Ensure your appliances are functioning properly
The Department also urges local households to take preventative action by getting an annual inspection for all fuel-burning appliances in their homes: fuel-fired furnaces, water heaters, dryers, barbecues, stoves, fireplaces, portable generators are all potential sources of the deadly gas. Blocked chimneys and cars left running in a garage can also leave residents exposed to this “silent killer.”
More about carbon monoxide
CO forms most readily when there is insufficient oxygen to complete combustion and produce carbon dioxide. While CO is a risk for just about anyone, infants, the elderly, those with breathing problems or chronic heart disease, and people with anemia are most likely to get sick from CO.
CO cannot be identified without the presence of a carbon monoxide alarm. If a person believes he or she is smelling carbon monoxide, that person is probably mistaking the odor for other combustion byproducts that the human nose can sense.
CO is produced anytime something is burning. That is why it is essential that products designed to be used outdoors are used exclusively outside, and that indoor appliances are properly vented to the outdoors. CO can build up indoors and poison people and pets who breathe it in.

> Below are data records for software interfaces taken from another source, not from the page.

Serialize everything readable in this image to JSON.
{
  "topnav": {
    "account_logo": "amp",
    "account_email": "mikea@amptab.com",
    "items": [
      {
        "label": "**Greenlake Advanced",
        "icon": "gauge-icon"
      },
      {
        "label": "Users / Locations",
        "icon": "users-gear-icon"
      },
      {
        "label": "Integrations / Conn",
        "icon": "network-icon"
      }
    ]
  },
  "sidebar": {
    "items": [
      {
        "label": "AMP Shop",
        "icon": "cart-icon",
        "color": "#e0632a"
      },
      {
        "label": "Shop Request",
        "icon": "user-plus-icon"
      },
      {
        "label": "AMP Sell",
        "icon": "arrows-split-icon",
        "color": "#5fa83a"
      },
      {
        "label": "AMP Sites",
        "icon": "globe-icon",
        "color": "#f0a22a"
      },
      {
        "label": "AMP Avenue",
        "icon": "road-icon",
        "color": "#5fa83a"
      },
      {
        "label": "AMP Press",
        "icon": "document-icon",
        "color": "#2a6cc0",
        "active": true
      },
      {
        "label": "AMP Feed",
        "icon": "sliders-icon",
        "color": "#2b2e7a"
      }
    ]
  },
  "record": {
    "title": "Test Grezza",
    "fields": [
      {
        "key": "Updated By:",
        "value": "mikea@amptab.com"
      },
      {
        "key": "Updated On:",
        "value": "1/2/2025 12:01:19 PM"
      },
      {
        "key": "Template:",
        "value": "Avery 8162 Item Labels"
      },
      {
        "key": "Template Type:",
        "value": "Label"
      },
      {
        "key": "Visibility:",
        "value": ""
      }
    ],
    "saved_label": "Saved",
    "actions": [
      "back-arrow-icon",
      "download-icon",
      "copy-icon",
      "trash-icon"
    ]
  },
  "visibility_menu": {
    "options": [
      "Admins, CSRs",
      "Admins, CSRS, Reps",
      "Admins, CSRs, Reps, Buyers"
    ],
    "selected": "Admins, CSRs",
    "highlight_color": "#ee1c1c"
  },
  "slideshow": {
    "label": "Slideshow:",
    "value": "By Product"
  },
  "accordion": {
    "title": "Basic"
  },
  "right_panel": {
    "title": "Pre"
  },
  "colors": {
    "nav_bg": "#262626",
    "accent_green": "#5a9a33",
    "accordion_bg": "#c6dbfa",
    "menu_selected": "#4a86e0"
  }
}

Some people may not recognize that CO is problematic in a home until multiple residents start complaining of similar symptoms. Common CO poisoning symptoms include nausea and vomiting, dizziness, chest pain, confusion, headache, and other flu-like symptoms, advises the consumer advocacy group Carbon Monoxide Kills. Those with repeated exposure to high levels of CO may eventually develop cerebral edema, a swelling of the brain. CO can compress brain cells and destroy them, leading to neurological issues and death. CO poisoning is actually the result of the head and heart not receiving sufficient oxygen.